= YOUR GOAL =
Nothing but the records, repeated word for word and free of pictures, belongs in the answer.

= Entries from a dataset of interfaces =
◇ ◇ ◇ ◇ ◇ ◇ ◇
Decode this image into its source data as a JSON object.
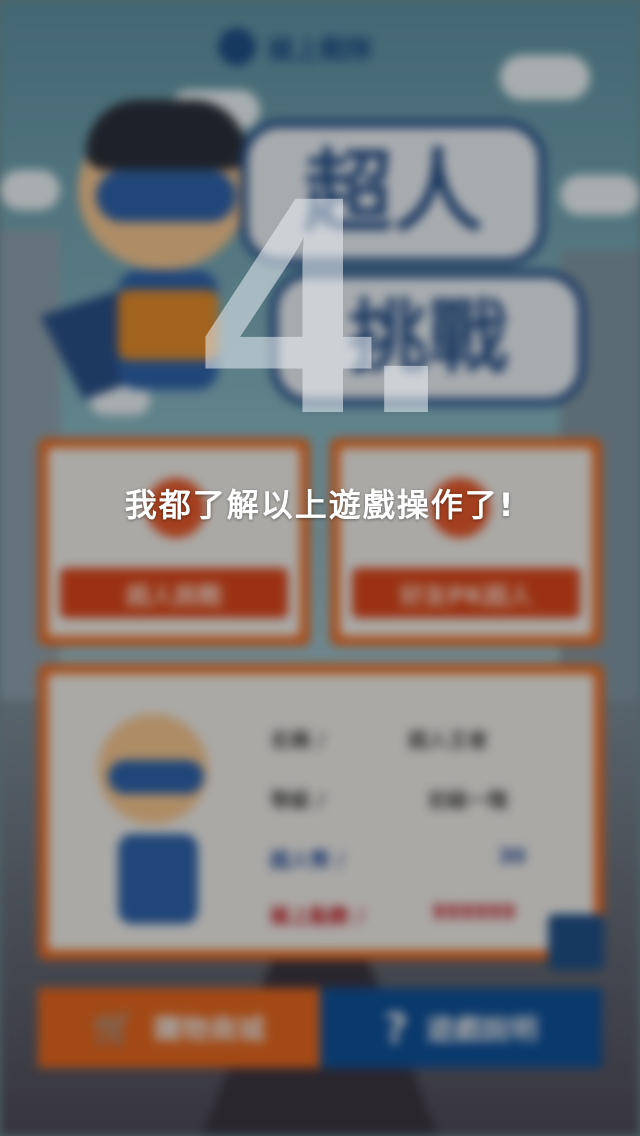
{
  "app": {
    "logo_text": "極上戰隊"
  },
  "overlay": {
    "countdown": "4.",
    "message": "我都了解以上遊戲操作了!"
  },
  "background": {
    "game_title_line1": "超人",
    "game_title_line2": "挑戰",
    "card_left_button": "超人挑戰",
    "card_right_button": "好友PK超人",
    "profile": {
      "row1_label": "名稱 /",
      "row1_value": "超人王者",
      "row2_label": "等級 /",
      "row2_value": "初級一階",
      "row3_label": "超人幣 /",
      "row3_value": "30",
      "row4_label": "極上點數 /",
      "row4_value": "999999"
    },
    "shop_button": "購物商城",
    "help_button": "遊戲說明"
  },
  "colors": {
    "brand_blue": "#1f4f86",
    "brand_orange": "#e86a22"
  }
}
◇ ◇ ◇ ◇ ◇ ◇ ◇
= RESPONSE AREA =
Decode this image into its source data as a JSON object.
{
  "app": {
    "logo_text": "極上戰隊"
  },
  "overlay": {
    "countdown": "4.",
    "message": "我都了解以上遊戲操作了!"
  },
  "background": {
    "game_title_line1": "超人",
    "game_title_line2": "挑戰",
    "card_left_button": "超人挑戰",
    "card_right_button": "好友PK超人",
    "profile": {
      "row1_label": "名稱 /",
      "row1_value": "超人王者",
      "row2_label": "等級 /",
      "row2_value": "初級一階",
      "row3_label": "超人幣 /",
      "row3_value": "30",
      "row4_label": "極上點數 /",
      "row4_value": "999999"
    },
    "shop_button": "購物商城",
    "help_button": "遊戲說明"
  },
  "colors": {
    "brand_blue": "#1f4f86",
    "brand_orange": "#e86a22"
  }
}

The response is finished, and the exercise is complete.